The Trump administration expects to release new information related to cybersecurity measures for space companies and their supply chains in the next two weeks, an official said March 9.

Supply chain cyber hygiene in particular takes up about 60 percent of discussions at the White House related to space cybersecurity, said Mir H. Sadat, director of critical enablers at the National Space Council, during a Monday panel meeting at Via Satellite’s annual SATELLITE show in Washington, D.C. Via Satellite is a sister publication to Defense Daily.

He noted that efforts are underway to ensure space acquisition processes become more streamlined to ensure the government takes advantage of new technological innovations such as small satellites.

“That is a major piece,” he said. “If we’re going to go and start relying on small satellites… [we need to] make sure these things don’t get hacked, don’t get utilized in different ways by our competitors.”

The Defense Innovation Unit (DIU) in Silicon Valley is taking the lead on developing cyber hygiene efforts, Sadat said. “You will probably see something rolling out in the next couple of weeks on cybersecurity in space.”

Erik Daehler, the director of commercial business development at Lockheed Martin Space [LMT], said during the panel that prime contractors such as his company have to ensure they understand the cyber hygiene of the companies they work with, particularly in the space domain.

“We certainly are interested in all aspects of our hybrid architecture,” he said, noting that architecture will involve a variety of solutions of various shapes and sizes operating in different orbits.

“You have to understand that it’s not just one solution versus another,” he said. “And you have to be able to trust … what’s in each node that you operate through the system. … You have to understand the cyber protection and cyber resilience for each of the assets, you have to understand the pedigree of a hardware.”

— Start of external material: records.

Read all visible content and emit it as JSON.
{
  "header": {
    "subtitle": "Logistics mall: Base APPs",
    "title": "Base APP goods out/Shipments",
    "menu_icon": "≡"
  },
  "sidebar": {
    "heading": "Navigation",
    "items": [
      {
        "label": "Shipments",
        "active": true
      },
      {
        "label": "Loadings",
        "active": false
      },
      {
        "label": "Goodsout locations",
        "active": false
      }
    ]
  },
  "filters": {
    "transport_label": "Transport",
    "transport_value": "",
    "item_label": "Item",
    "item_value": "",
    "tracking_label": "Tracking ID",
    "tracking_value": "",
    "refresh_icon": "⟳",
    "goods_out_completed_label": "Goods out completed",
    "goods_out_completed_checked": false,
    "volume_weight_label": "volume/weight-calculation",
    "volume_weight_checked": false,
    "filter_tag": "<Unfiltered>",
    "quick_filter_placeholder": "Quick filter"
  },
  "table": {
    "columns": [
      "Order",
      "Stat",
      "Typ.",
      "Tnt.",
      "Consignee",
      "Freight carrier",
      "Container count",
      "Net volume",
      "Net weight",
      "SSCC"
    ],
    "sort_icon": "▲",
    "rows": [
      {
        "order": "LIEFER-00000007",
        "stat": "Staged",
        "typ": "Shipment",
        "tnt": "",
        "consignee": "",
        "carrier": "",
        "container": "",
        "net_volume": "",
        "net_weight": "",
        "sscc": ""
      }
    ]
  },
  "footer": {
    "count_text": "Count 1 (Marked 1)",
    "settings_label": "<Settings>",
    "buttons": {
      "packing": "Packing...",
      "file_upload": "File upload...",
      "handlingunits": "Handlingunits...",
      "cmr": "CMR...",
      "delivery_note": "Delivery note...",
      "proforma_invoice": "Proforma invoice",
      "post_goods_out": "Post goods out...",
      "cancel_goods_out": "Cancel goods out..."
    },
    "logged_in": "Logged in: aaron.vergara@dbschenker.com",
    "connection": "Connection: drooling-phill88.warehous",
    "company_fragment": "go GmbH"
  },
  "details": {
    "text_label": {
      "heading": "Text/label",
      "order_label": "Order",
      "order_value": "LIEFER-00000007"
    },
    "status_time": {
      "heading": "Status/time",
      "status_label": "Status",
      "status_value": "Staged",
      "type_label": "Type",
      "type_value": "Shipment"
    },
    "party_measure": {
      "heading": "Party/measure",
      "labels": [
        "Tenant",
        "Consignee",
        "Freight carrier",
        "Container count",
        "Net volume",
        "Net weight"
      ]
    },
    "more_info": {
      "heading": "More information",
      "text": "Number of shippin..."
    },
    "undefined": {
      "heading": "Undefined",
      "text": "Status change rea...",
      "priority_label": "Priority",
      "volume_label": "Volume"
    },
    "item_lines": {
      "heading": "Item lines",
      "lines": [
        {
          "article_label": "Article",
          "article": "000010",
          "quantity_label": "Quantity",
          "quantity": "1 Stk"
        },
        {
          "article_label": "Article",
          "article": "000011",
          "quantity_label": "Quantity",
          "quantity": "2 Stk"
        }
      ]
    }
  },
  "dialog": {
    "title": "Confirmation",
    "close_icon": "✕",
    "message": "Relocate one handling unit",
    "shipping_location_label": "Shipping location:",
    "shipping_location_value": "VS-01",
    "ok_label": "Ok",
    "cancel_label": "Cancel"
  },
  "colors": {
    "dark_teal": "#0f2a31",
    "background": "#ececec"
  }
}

Much like our smartphones have regular updates patched in to ensure resiliency and cyber protections are up to date, satellites will need to undergo the same processes to stay cyber-hardened, Daehler said.